About Anja: Researcher and author of  Kidnap: Inside the Ransom Business


Economist Russ Roberts interviews Anja Shortland

Kidnapping for ransom as a business

The hint that kidnapping was in fact a business: 97% are resolved peacefully

How can the chance of a peaceful resolution be so high if all these things must go right:

  • Both sides must negotiate a price from a wide range
  • How to payment, typically unmarked cash, to the kidnapper?
  • Trust that the kidnapper will acknowledge payment
  • The kidnapper to trust they will not be arrested during the hand-off
  • The kidnapper must expect that the hostage will not be a witness

“The only reason for this kind of trade to go smoothly is what economists call the shadow of the future.

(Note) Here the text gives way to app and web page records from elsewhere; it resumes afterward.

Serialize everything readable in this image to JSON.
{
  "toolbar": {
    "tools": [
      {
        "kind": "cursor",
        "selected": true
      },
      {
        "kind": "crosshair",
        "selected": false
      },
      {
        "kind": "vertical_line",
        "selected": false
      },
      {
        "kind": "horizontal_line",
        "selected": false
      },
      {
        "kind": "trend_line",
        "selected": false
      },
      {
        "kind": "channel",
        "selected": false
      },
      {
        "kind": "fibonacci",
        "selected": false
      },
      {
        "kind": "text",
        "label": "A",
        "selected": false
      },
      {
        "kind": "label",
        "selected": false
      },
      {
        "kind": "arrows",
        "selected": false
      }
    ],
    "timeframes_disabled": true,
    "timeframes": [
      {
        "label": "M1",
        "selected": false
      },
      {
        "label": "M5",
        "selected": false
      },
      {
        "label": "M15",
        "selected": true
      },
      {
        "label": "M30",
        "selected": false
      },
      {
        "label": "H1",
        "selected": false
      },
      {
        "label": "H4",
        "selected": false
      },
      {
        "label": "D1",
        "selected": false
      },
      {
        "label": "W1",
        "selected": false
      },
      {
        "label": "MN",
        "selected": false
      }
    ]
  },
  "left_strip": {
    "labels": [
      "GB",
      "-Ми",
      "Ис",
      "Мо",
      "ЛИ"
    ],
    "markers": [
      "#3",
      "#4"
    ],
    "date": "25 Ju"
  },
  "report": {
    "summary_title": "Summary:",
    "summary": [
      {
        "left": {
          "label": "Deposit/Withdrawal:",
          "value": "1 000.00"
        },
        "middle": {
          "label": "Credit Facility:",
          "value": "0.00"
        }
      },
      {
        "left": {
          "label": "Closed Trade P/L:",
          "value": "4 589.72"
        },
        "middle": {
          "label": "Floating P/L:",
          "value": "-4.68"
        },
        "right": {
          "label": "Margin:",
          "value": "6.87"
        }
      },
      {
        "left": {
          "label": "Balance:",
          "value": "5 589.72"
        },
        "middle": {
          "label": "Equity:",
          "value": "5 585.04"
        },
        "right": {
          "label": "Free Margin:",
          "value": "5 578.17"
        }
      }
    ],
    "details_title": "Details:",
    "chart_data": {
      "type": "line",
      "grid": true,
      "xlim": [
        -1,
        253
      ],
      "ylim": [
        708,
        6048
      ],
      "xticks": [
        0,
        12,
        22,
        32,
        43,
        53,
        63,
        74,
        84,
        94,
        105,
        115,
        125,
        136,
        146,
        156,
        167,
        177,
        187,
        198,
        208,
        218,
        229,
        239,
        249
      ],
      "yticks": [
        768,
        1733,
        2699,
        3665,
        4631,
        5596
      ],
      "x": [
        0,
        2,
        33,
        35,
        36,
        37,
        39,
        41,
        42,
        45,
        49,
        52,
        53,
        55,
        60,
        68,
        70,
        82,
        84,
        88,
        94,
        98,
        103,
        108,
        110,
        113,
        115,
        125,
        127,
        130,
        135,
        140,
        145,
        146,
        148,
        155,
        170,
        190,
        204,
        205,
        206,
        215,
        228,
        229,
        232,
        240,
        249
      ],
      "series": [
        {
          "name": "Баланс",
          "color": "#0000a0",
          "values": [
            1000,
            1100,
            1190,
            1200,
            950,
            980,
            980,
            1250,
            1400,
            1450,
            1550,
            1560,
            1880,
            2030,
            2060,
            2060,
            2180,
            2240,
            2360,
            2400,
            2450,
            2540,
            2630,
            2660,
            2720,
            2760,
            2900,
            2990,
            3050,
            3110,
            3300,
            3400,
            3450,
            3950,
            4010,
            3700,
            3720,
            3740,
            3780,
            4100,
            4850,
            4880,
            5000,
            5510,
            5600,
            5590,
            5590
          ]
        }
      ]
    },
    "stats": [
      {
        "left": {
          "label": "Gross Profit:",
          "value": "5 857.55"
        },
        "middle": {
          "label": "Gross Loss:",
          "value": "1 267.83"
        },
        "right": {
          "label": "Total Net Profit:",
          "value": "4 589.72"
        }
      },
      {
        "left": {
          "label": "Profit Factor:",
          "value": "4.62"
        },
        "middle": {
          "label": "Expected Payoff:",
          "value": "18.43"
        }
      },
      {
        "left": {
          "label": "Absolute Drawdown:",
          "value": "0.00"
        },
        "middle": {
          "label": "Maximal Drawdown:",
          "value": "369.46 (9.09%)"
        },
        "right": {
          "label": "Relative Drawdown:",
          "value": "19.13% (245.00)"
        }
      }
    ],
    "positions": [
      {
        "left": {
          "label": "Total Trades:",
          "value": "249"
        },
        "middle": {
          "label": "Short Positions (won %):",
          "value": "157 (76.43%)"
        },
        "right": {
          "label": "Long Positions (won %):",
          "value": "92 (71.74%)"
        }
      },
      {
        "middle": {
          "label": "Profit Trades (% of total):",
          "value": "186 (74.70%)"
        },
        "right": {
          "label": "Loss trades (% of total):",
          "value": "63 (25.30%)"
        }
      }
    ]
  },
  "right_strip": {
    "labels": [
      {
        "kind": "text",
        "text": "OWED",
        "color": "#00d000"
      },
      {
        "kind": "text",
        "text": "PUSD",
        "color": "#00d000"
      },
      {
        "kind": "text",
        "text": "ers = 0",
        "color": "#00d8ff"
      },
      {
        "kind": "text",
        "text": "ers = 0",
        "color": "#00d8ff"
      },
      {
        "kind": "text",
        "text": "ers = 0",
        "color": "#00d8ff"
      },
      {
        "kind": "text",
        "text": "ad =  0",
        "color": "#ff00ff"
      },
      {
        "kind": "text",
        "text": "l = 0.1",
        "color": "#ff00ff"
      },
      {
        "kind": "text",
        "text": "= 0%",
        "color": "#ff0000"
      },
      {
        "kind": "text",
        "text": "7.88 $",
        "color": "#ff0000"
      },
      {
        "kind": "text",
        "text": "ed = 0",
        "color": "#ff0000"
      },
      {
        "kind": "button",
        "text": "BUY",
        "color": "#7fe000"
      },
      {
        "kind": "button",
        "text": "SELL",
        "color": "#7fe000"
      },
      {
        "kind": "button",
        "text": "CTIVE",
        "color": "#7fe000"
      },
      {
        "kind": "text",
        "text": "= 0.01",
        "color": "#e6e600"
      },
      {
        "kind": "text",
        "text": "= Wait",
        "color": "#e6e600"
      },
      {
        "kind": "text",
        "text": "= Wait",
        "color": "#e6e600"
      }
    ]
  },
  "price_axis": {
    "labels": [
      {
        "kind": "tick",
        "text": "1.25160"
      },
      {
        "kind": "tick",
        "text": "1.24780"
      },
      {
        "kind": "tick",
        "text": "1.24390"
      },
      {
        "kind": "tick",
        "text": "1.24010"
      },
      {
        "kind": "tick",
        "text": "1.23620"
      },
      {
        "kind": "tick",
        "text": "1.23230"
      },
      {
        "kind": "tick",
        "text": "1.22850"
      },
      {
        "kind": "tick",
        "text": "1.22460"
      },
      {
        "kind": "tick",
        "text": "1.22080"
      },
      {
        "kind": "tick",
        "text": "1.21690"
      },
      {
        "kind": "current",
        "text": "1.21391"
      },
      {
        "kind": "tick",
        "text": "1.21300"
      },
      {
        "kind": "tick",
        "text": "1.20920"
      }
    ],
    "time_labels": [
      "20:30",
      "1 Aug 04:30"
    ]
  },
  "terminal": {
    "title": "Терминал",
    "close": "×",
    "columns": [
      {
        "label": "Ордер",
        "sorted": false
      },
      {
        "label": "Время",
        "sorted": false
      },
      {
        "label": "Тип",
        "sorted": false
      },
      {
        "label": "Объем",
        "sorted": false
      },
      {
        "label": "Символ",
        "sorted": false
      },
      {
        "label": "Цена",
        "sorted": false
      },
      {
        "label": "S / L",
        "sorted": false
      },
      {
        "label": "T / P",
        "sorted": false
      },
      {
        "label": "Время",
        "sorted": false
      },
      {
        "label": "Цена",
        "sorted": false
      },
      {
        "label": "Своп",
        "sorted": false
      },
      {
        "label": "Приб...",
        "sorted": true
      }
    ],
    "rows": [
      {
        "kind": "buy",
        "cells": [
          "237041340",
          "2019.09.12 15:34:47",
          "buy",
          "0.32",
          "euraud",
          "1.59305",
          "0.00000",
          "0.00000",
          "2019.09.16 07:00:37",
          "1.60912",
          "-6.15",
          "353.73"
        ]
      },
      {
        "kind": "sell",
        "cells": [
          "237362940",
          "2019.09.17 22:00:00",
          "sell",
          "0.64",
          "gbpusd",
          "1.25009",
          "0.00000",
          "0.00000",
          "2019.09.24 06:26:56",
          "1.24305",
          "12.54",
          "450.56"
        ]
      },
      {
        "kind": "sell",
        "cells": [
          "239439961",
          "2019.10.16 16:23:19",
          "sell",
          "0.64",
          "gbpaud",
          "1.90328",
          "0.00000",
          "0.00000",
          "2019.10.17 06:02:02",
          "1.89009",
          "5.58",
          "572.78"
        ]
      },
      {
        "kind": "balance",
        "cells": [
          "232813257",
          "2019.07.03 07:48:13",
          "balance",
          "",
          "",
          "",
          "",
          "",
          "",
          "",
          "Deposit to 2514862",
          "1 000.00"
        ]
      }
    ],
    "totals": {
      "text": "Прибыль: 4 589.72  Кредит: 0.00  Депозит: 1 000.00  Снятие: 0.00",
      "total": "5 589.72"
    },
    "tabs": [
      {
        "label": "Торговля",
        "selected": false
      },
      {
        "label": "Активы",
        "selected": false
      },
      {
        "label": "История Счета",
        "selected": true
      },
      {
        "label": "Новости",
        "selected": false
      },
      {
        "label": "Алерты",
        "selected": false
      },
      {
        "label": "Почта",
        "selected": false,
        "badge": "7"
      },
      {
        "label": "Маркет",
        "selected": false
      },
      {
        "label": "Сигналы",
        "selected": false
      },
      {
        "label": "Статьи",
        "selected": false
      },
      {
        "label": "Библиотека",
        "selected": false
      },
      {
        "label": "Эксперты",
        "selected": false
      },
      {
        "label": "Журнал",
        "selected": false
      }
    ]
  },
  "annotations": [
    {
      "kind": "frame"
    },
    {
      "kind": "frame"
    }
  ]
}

So, people behave well this time ’round because it will help them in their business in future interactions.”

“This will only work if the kidnapper understands that he’s better off keeping the promises than breaking the promises. And that works because there must be a mechanism for information about good and bad behavior to be transmitted to future victims. So, if you have a kidnapping gang working in a city, then local gossip will probably ensure that people know whether or not they can trust the kidnappers. However, how does that work for transnational hostages? How does it work for the tourist that gets picked up in a bar late at night? How does that work for the aid-worker? How does that work for the expatriate?

Enter kidnap insurance

“There’s a very limited number of insurers, syndicates, underwrite kidnap-for-ransom, and they exchange information about trustworthy kidnappers and rogue kidnappers.”

  • Insurance actually ‘orders the market’, creating moral hazard in the process.
  • Corps buy ‘kidnap for ransom’ insurance with conditions:
    • Insured cannot know about it
    • Corporation provides security
  • In some areas, kidnapping occurs because corp didn’t know who to pay protection money to
  • Lloyd’s of London brokers a market of insurance companies willing to ensure special risks (like a basketball player’s knee)
    • The market settles into a civil equilibrium
    • Small supply. Crisis responders (often ex-special forces) retained by the insurer will have specific experience with a class of kidnapper
    • Insurers share info and more coordinated than the heterogenous kidnappers which keep prices down. However, when gov’t come in splashing the pot it changes the dynamics of the game as it raises the expectations of kidnappers b/c of public pressures and gov’t large resources and because unlike insurers they are in a one-off game (France hopes the next victim is Swiss)
  • Each kidnap market has local conventions
    • Example: Pirates want money dropped in canisters next to the ship so that kidnappers can stay high enough to avoid capture himself
    • Businesses that provide secure common ground for handoffs(almost like escrow!)
    • Trustworthy middlemen — again ‘shadow of the future’; reputations and long-running exchanges (reminds me of my open-outcry trading past. In the pits, your “word was your bond”)
    • While any one transaction can go wrong on average the market hovers around a going price.
    • If kidnappers make mistakes, then they are out of business.
      • “Sometimes you have very emotional kidnappers. Sometimes you have stupid kidnappers. But stupid kidnappers will reveal information. And ultimately it is in the insurer’s interest to eliminate stupid kidnappers–well, eliminate kidnappers where possible. But if you have stupid kidnappers who make mistakes, you can remove them from the market by dropping some hints to the police.”

On the game theory of negotiation

  • Manage kidnapper’s expectation of ransom size (hide the fact that the captive is insured)
  • “Squeezing the towel” process as the concessions offered to the kidnappers turn in to a slow drip
    • Eventually, the concessions are below the kidnappers’ cost to hold the victim. For example, the longer a hostage in custody the more expensive (via bribes) to keep it secret
  • Can’t reward kidnapper’s bad behavior or threats (“parenting lesson”)
  • Negotiators help the kidnappers see things through a more rational perspective. And, they educate them. And say, ‘Yes, we don’t want you to hurt Uncle Ted.’ And, ‘You’re not going to get anything out of hurting Uncle Ted.’ And they just help the kidnappers see how that strategy is not going to be helpful.